#### How to complete this task:
Produce a verbatim copy of the records, and keep the images out of it.

#### Working data:
• • •
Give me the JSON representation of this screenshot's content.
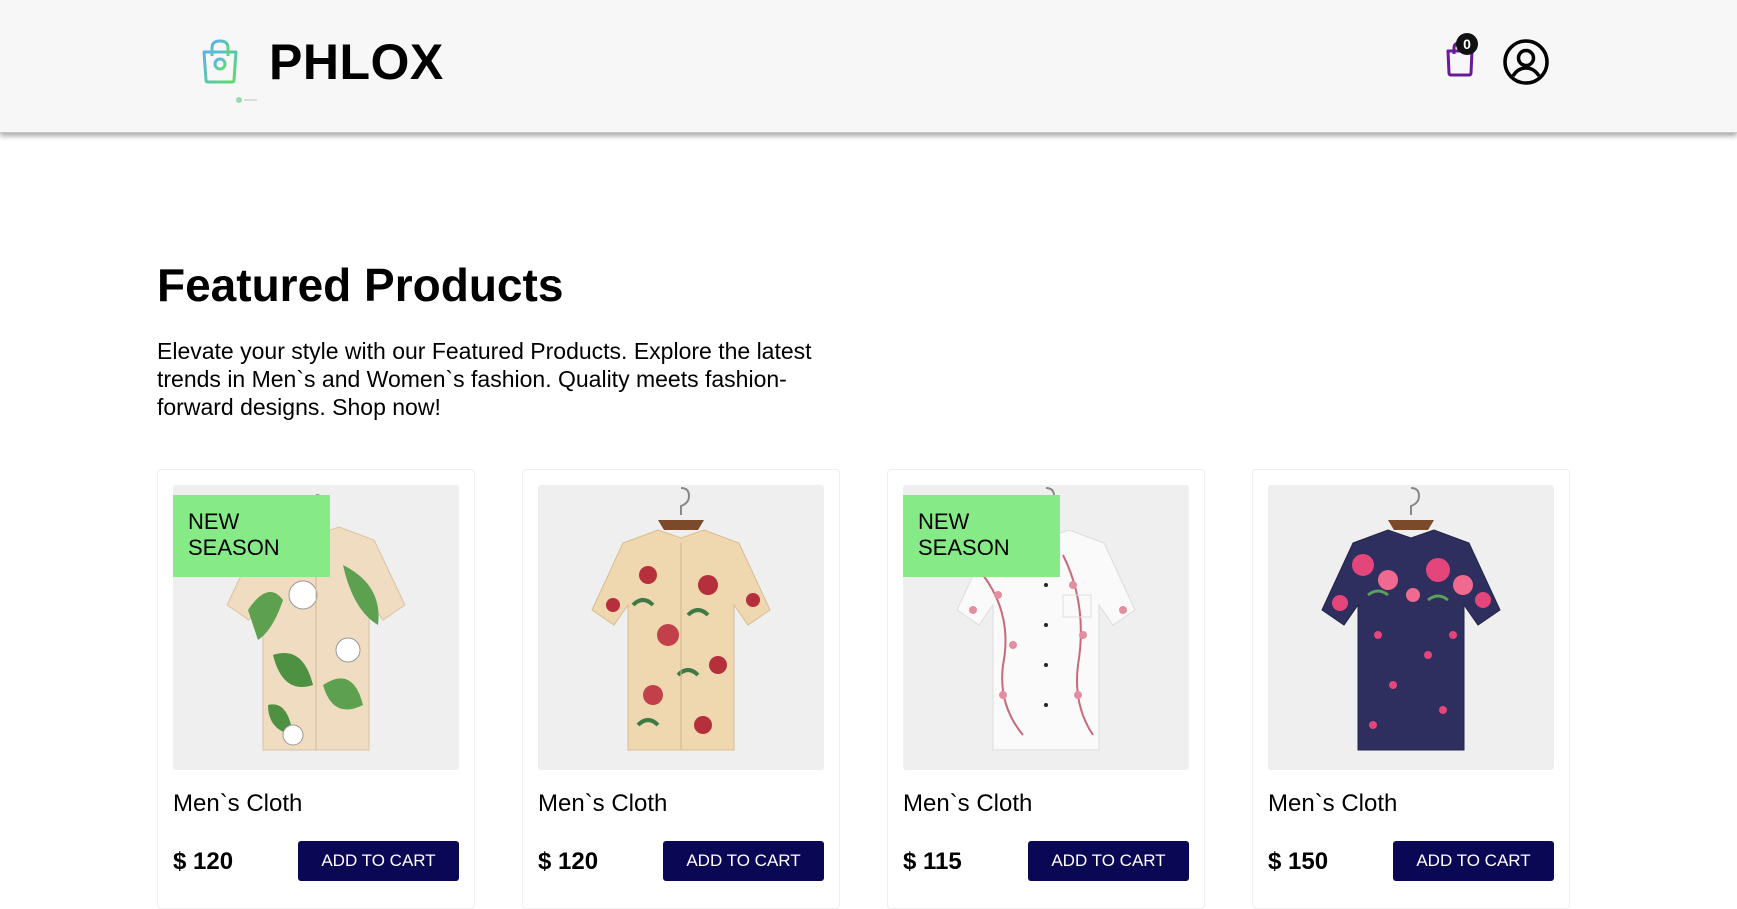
{
  "header": {
    "brand": "PHLOX",
    "cart_count": "0"
  },
  "featured": {
    "title": "Featured Products",
    "description": "Elevate your style with our Featured Products. Explore the latest trends in Men`s and Women`s fashion. Quality meets fashion-forward designs. Shop now!"
  },
  "products": [
    {
      "name": "Men`s Cloth",
      "price": "$ 120",
      "badge": "NEW SEASON",
      "button": "ADD TO CART",
      "pattern": "green-leaf-floral"
    },
    {
      "name": "Men`s Cloth",
      "price": "$ 120",
      "badge": "",
      "button": "ADD TO CART",
      "pattern": "beige-red-floral"
    },
    {
      "name": "Men`s Cloth",
      "price": "$ 115",
      "badge": "NEW SEASON",
      "button": "ADD TO CART",
      "pattern": "white-pink-blossom"
    },
    {
      "name": "Men`s Cloth",
      "price": "$ 150",
      "badge": "",
      "button": "ADD TO CART",
      "pattern": "navy-pink-floral"
    }
  ],
  "colors": {
    "button_bg": "#0a0754",
    "badge_bg": "#86eb86",
    "cart_icon": "#6a1b9a"
  },
  "icons": {
    "logo": "shopping-bag-icon",
    "cart": "cart-bag-icon",
    "user": "user-circle-icon"
  }
}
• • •
#### Written solution:
Give me the JSON representation of this screenshot's content.
{
  "header": {
    "brand": "PHLOX",
    "cart_count": "0"
  },
  "featured": {
    "title": "Featured Products",
    "description": "Elevate your style with our Featured Products. Explore the latest trends in Men`s and Women`s fashion. Quality meets fashion-forward designs. Shop now!"
  },
  "products": [
    {
      "name": "Men`s Cloth",
      "price": "$ 120",
      "badge": "NEW SEASON",
      "button": "ADD TO CART",
      "pattern": "green-leaf-floral"
    },
    {
      "name": "Men`s Cloth",
      "price": "$ 120",
      "badge": "",
      "button": "ADD TO CART",
      "pattern": "beige-red-floral"
    },
    {
      "name": "Men`s Cloth",
      "price": "$ 115",
      "badge": "NEW SEASON",
      "button": "ADD TO CART",
      "pattern": "white-pink-blossom"
    },
    {
      "name": "Men`s Cloth",
      "price": "$ 150",
      "badge": "",
      "button": "ADD TO CART",
      "pattern": "navy-pink-floral"
    }
  ],
  "colors": {
    "button_bg": "#0a0754",
    "badge_bg": "#86eb86",
    "cart_icon": "#6a1b9a"
  },
  "icons": {
    "logo": "shopping-bag-icon",
    "cart": "cart-bag-icon",
    "user": "user-circle-icon"
  }
}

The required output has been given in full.